Zainabb: As with imagining different futures in the real world, developers need to ensure they’re thinking beyond a system or idea alone, to include diversity of people, experiences, and values. There’s nothing less inspiring than a socialist future with no Black or brown people in it.
When we imagine different worlds and ways of being, we do so from our own positionality in our current world. If you’re constructing a leftist utopia but all your reading comes from Marx and all your organising pals are white and abled, your utopia will inevitably be someone else’s (read: someone marginalised’s) nightmare. Do your learning, especially the work of queer Black feminists, and understand that these imaginings are always ongoing. They need to include the most marginalised, the most criminalised, and the most forgotten. We don’t need to imagine every single aspect of a future we have not yet lived in, but we should consider which steps we are taking forward, and pay attention to which people we most easily forget to bring with us.
Melissa: I agree wholeheartedly. I think imagining one single person’s ideal vision of the future is inherently limiting. Say my idealized future involves a lot of community gardens, which is true. If I focus only on that when designing a game, I’m leaving out a lot of questions—who performs the labor? Where do we get the soil, the seeds, et cetera? What if people can’t participate in a community garden—are they not included in my vision, or is there space for them, too? We have to ask these questions or our imagined future becomes just another place of exclusion.
It’s pretty damn near impossible for one single person to imagine a totally inclusive future that’s beneficial for everyone, but as Zainabb says, there is already plenty of work we can refer to to help us shape our vision. Even better, collaborate! Working together to create something beautiful is also my idealized future. Accept that sometimes you’ll mess up, but also know how to make adjustments, respond, and do better next time.
There’s nothing less inspiring than a socialist future with no Black or brown people in it.
Elvie: In imagining a better future, there also needs to be context to whom that future is for as already so perfectly elaborated.
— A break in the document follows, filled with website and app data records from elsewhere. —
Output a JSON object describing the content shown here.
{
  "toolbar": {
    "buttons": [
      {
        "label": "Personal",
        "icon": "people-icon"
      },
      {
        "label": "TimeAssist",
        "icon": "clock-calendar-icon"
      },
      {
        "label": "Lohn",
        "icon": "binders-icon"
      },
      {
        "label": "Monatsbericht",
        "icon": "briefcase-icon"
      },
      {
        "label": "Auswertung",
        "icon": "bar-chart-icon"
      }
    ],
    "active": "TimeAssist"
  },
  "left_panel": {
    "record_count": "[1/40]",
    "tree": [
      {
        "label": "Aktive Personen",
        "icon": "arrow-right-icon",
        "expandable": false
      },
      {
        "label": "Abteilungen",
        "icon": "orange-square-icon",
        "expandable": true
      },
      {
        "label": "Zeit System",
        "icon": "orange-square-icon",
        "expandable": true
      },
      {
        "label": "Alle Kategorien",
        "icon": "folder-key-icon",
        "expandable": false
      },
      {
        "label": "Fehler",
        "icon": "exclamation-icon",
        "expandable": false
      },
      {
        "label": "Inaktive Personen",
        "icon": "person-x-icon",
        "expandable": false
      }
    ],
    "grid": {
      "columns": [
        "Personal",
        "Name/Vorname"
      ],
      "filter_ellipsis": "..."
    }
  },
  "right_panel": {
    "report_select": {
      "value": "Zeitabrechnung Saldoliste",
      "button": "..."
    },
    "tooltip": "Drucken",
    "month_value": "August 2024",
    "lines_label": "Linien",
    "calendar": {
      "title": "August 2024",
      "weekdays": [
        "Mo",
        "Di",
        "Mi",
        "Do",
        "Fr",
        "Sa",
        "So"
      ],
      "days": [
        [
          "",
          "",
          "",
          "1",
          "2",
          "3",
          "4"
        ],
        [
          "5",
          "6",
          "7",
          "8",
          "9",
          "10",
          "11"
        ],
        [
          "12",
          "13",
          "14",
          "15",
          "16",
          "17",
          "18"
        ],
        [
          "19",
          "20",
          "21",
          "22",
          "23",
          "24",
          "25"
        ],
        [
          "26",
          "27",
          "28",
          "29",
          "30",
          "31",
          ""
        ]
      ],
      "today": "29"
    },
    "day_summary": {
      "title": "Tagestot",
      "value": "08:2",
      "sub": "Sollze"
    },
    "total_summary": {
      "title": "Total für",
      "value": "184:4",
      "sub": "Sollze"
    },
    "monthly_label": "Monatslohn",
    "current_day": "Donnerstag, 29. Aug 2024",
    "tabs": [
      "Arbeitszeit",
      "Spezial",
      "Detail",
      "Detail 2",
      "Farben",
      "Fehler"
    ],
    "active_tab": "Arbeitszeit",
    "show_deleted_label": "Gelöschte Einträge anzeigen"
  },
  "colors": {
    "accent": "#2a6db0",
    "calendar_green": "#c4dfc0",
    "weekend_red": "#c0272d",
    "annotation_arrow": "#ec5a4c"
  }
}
As much as I like Horizon Zero Dawn, the game deserves the flack it gets over presenting this post-apocalyptic world through the avatar of another white protagonist. For a game that draws a lot of elements from Indigenous cultures, why are they not centered here? And certainly a lot has already been said about The Last of Us, but both of these titles fantasize a specific narrative that envisions the world after its end being rebuilt by throwing marginalized groups under the bus while only centering on white people. I believe Far Cry New Dawn satirizes this particular issue to an extent, but I have not played the game so I can’t comment further on that.
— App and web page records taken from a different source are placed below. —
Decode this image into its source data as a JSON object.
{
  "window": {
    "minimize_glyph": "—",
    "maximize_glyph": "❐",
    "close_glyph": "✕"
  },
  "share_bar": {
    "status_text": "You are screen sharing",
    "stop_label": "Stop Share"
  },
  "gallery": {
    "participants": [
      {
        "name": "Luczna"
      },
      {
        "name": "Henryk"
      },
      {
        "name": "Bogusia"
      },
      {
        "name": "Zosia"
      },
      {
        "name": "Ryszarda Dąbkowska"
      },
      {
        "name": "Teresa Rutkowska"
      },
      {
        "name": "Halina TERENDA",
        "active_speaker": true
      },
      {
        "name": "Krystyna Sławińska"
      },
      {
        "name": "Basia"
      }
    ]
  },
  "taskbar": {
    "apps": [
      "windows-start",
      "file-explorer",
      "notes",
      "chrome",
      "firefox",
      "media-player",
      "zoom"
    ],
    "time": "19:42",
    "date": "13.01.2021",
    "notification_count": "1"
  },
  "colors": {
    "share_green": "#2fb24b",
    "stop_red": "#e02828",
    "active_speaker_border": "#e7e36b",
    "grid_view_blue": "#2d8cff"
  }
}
A lot of these works need to ask the hard questions that they’ve been avoiding in conceiving these ideas of an inclusive paradise, versus inadvertently creating someone else’s continued nightmare and oppression.
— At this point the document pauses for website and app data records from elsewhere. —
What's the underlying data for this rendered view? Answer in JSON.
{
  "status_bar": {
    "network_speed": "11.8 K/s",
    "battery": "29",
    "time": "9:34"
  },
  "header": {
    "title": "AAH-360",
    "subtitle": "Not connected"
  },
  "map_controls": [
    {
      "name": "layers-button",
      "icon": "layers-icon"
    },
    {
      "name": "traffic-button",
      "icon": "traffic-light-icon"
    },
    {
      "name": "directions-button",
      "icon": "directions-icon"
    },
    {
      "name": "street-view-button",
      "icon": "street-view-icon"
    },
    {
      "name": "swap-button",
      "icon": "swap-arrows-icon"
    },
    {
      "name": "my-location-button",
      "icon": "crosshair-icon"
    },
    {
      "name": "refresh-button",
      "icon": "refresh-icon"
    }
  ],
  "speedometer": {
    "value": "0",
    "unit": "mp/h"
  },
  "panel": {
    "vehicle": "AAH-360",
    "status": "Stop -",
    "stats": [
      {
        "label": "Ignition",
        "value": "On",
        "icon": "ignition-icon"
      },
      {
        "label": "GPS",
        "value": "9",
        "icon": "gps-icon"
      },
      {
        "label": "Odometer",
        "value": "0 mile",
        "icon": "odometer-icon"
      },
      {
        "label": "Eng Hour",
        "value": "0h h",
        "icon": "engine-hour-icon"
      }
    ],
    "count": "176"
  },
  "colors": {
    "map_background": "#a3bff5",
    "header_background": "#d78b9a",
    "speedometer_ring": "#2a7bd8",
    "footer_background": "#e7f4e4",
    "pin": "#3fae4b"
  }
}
Zora: I read a really brilliant thing many, many, years ago (I no longer even know where to start looking for the source) that essentially stated that sci-fi or futuristic stories have two choices when it comes to issues that plague us today: either fix them, or address them. Otherwise, the story is essentially accepting the issue as a natural part of human society. That, I think, is the fundamental thing that games have to be mindful of: what are they assuming is immutable? What do they not perceive as a problem, and thus do not address?
Like Zainabb said, the only way to not fuck up terribly in this way is to do your learning, and to learn from wide sources. And, when you do inevitably fuck up, to acknowledge it, learn more, and do better next time.
Zora Gilbert cares a whole lot about words, kids, and comics. Find them at @zhgilbert on twitter, and find the comics they edit at datesanthology.com.